Author(s): S. Iyaloo, T. Kootbodien, N. Naicker, S. Kgalamono, KS Wilson and D. Rees
Source: International Journal of Environmental Research and Public Health, 17(7), p. 2240

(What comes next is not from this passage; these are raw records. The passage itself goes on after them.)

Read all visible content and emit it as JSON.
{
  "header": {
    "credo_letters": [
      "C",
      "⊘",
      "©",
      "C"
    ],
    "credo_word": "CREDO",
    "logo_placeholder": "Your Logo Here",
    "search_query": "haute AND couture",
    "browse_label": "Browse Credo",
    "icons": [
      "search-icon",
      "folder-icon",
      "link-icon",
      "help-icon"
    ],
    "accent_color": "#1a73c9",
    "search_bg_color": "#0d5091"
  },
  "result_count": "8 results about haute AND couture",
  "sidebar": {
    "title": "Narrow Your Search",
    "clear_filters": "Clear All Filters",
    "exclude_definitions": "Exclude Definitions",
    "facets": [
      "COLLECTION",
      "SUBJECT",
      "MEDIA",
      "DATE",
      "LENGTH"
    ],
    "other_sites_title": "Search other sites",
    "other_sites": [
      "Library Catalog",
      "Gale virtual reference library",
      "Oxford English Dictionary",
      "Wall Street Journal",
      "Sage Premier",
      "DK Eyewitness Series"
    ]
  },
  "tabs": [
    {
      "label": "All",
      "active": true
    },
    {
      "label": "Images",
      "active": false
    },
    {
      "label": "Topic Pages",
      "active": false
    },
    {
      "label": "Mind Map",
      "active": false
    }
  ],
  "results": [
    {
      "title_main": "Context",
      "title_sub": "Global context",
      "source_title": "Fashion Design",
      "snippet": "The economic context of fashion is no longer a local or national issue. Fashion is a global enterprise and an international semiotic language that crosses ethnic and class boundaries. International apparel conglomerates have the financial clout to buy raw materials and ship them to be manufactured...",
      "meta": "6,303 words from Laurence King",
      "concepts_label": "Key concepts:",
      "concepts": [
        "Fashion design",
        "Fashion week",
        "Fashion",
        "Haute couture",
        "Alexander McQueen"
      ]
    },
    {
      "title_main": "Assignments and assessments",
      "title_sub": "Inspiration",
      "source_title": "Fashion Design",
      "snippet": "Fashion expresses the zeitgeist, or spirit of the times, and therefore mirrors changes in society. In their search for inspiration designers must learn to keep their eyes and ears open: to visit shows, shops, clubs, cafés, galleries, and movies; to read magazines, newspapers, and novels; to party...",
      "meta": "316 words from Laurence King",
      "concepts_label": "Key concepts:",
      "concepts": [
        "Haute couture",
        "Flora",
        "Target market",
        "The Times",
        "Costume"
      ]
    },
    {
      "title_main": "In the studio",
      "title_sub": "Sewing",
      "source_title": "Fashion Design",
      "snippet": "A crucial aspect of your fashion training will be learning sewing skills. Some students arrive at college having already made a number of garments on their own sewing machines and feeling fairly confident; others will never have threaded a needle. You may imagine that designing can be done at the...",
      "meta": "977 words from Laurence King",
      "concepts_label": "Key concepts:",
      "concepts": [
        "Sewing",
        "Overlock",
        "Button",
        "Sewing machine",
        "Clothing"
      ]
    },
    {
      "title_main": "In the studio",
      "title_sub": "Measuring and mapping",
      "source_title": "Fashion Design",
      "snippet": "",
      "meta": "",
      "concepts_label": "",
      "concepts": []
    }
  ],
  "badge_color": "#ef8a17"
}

Abstract: The effects on respiratory health in populations living close to silica-rich gold mine dumps are unknown. This pilot study related respiratory health and exposure to mine dump dust using two measures of exposure: exposure group, based on distance lived from the mine dump high (n = 93) (home <500 m from a mine dump), moderate (n = 133) (500–1.5 km), and low (n = 84) (>15 km, control group); and cumulative exposure index (CEI) derived from exposure group and number of years of residence in each exposure group. Participants were interviewed about respiratory symptoms and had chest X-rays and spirometry. We adjusted for key respiratory confounders. No subject had radiological features of silicosis. The high relative to low exposure group had significantly elevated adjusted odds ratios (aORs) for upper respiratory symptoms (aOR: 2.76, 95% CI: 1.28–5.97), chest wheezing (aOR: 3.78; 95% CI: 1.60–8.96), and spirometry-diagnosed chronic obstructive pulmonary disease (COPD) (aOR: 8.17; 95%CI: 1.01–65.85). These findings were similar for the high relative to medium exposure group, but no significant associations were found for the medium versus low exposure group. Chronic bronchitis and tuberculosis risks did not differ significantly among groups. CEI and exposure group produced similar results. In conclusion, residents residing <500 m from mine dumps had elevated adverse respiratory health effects.